Dataset rows for apps and sites:

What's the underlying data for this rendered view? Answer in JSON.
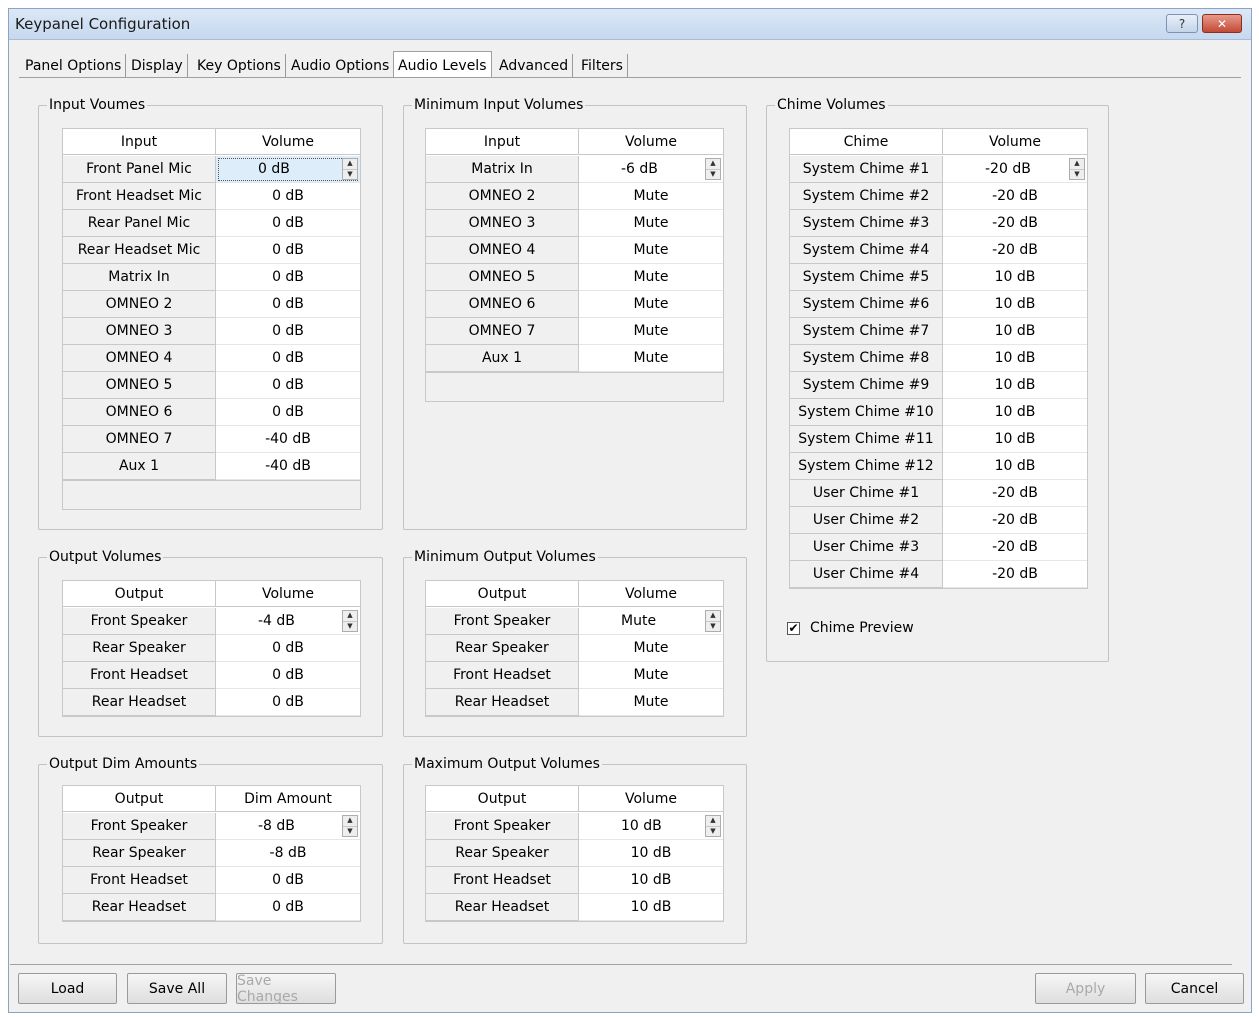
{
  "window": {
    "title": "Keypanel Configuration",
    "help_label": "?",
    "close_label": "✕"
  },
  "tabs": [
    "Panel Options",
    "Display",
    "Key Options",
    "Audio Options",
    "Audio Levels",
    "Advanced",
    "Filters"
  ],
  "active_tab": "Audio Levels",
  "groups": {
    "input_volumes": {
      "legend": "Input Voumes",
      "headers": [
        "Input",
        "Volume"
      ],
      "rows": [
        {
          "label": "Front Panel Mic",
          "value": "0 dB"
        },
        {
          "label": "Front Headset Mic",
          "value": "0 dB"
        },
        {
          "label": "Rear Panel Mic",
          "value": "0 dB"
        },
        {
          "label": "Rear Headset Mic",
          "value": "0 dB"
        },
        {
          "label": "Matrix In",
          "value": "0 dB"
        },
        {
          "label": "OMNEO 2",
          "value": "0 dB"
        },
        {
          "label": "OMNEO 3",
          "value": "0 dB"
        },
        {
          "label": "OMNEO 4",
          "value": "0 dB"
        },
        {
          "label": "OMNEO 5",
          "value": "0 dB"
        },
        {
          "label": "OMNEO 6",
          "value": "0 dB"
        },
        {
          "label": "OMNEO 7",
          "value": "-40 dB"
        },
        {
          "label": "Aux 1",
          "value": "-40 dB"
        }
      ]
    },
    "min_input_volumes": {
      "legend": "Minimum Input Volumes",
      "headers": [
        "Input",
        "Volume"
      ],
      "rows": [
        {
          "label": "Matrix In",
          "value": "-6 dB"
        },
        {
          "label": "OMNEO 2",
          "value": "Mute"
        },
        {
          "label": "OMNEO 3",
          "value": "Mute"
        },
        {
          "label": "OMNEO 4",
          "value": "Mute"
        },
        {
          "label": "OMNEO 5",
          "value": "Mute"
        },
        {
          "label": "OMNEO 6",
          "value": "Mute"
        },
        {
          "label": "OMNEO 7",
          "value": "Mute"
        },
        {
          "label": "Aux 1",
          "value": "Mute"
        }
      ]
    },
    "chime_volumes": {
      "legend": "Chime Volumes",
      "headers": [
        "Chime",
        "Volume"
      ],
      "rows": [
        {
          "label": "System Chime #1",
          "value": "-20 dB"
        },
        {
          "label": "System Chime #2",
          "value": "-20 dB"
        },
        {
          "label": "System Chime #3",
          "value": "-20 dB"
        },
        {
          "label": "System Chime #4",
          "value": "-20 dB"
        },
        {
          "label": "System Chime #5",
          "value": "10 dB"
        },
        {
          "label": "System Chime #6",
          "value": "10 dB"
        },
        {
          "label": "System Chime #7",
          "value": "10 dB"
        },
        {
          "label": "System Chime #8",
          "value": "10 dB"
        },
        {
          "label": "System Chime #9",
          "value": "10 dB"
        },
        {
          "label": "System Chime #10",
          "value": "10 dB"
        },
        {
          "label": "System Chime #11",
          "value": "10 dB"
        },
        {
          "label": "System Chime #12",
          "value": "10 dB"
        },
        {
          "label": "User Chime #1",
          "value": "-20 dB"
        },
        {
          "label": "User Chime #2",
          "value": "-20 dB"
        },
        {
          "label": "User Chime #3",
          "value": "-20 dB"
        },
        {
          "label": "User Chime #4",
          "value": "-20 dB"
        }
      ],
      "preview_label": "Chime Preview",
      "preview_checked": true
    },
    "output_volumes": {
      "legend": "Output Volumes",
      "headers": [
        "Output",
        "Volume"
      ],
      "rows": [
        {
          "label": "Front Speaker",
          "value": "-4 dB"
        },
        {
          "label": "Rear Speaker",
          "value": "0 dB"
        },
        {
          "label": "Front Headset",
          "value": "0 dB"
        },
        {
          "label": "Rear Headset",
          "value": "0 dB"
        }
      ]
    },
    "min_output_volumes": {
      "legend": "Minimum Output Volumes",
      "headers": [
        "Output",
        "Volume"
      ],
      "rows": [
        {
          "label": "Front Speaker",
          "value": "Mute"
        },
        {
          "label": "Rear Speaker",
          "value": "Mute"
        },
        {
          "label": "Front Headset",
          "value": "Mute"
        },
        {
          "label": "Rear Headset",
          "value": "Mute"
        }
      ]
    },
    "output_dim_amounts": {
      "legend": "Output Dim Amounts",
      "headers": [
        "Output",
        "Dim Amount"
      ],
      "rows": [
        {
          "label": "Front Speaker",
          "value": "-8 dB"
        },
        {
          "label": "Rear Speaker",
          "value": "-8 dB"
        },
        {
          "label": "Front Headset",
          "value": "0 dB"
        },
        {
          "label": "Rear Headset",
          "value": "0 dB"
        }
      ]
    },
    "max_output_volumes": {
      "legend": "Maximum Output Volumes",
      "headers": [
        "Output",
        "Volume"
      ],
      "rows": [
        {
          "label": "Front Speaker",
          "value": "10 dB"
        },
        {
          "label": "Rear Speaker",
          "value": "10 dB"
        },
        {
          "label": "Front Headset",
          "value": "10 dB"
        },
        {
          "label": "Rear Headset",
          "value": "10 dB"
        }
      ]
    }
  },
  "buttons": {
    "load": "Load",
    "save_all": "Save All",
    "save_changes": "Save Changes",
    "apply": "Apply",
    "cancel": "Cancel"
  },
  "spin_glyphs": {
    "up": "▲",
    "down": "▼"
  },
  "check_glyph": "✔"
}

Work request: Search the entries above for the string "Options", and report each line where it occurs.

Completed exercise:
    "Panel Options",
    "Key Options",
    "Audio Options",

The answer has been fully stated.